> _TRY IT_
List all lines of the data that include the string "Publication".

START DATASET EXTRACT

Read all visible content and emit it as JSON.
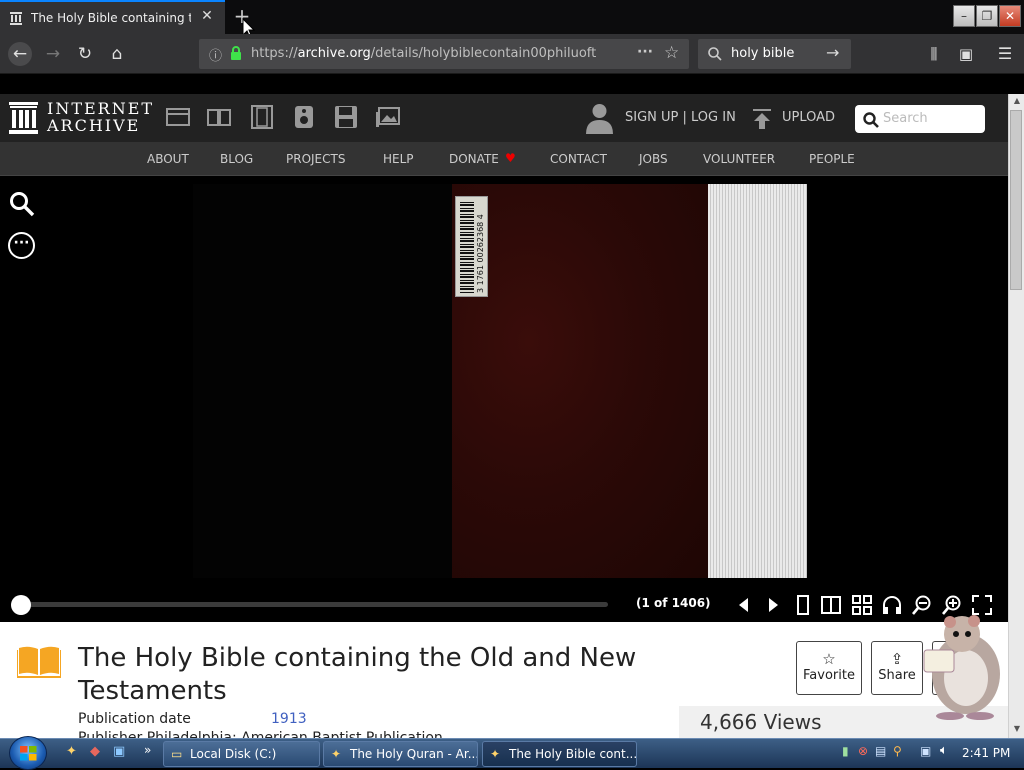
{
  "browser": {
    "tab_title": "The Holy Bible containing the O",
    "new_tab_label": "+",
    "url_prefix": "https://",
    "url_host": "archive.org",
    "url_path": "/details/holybiblecontain00philuoft",
    "search_value": "holy bible"
  },
  "ia_header": {
    "logo_line1": "INTERNET",
    "logo_line2": "ARCHIVE",
    "signup": "SIGN UP | LOG IN",
    "upload": "UPLOAD",
    "search_placeholder": "Search",
    "nav": [
      "ABOUT",
      "BLOG",
      "PROJECTS",
      "HELP",
      "DONATE",
      "CONTACT",
      "JOBS",
      "VOLUNTEER",
      "PEOPLE"
    ]
  },
  "viewer": {
    "page_count": "(1 of 1406)",
    "barcode_text": "3 1761 00262368 4",
    "more_glyph": "···"
  },
  "details": {
    "title": "The Holy Bible containing the Old and New Testaments",
    "pubdate_label": "Publication date",
    "pubdate_value": "1913",
    "publisher_partial": "Publisher        Philadelphia: American Baptist Publication",
    "favorite_label": "Favorite",
    "share_label": "Share",
    "views": "4,666 Views"
  },
  "taskbar": {
    "items": [
      "Local Disk (C:)",
      "The Holy Quran - Ar...",
      "The Holy Bible cont..."
    ],
    "clock": "2:41 PM"
  },
  "colors": {
    "accent": "#0a84ff",
    "donate_heart": "#e00",
    "link": "#4060c0"
  }
}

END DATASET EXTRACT

> _EXERCISE SOLUTION_
    "pubdate_label": "Publication date",
    "publisher_partial": "Publisher        Philadelphia: American Baptist Publication",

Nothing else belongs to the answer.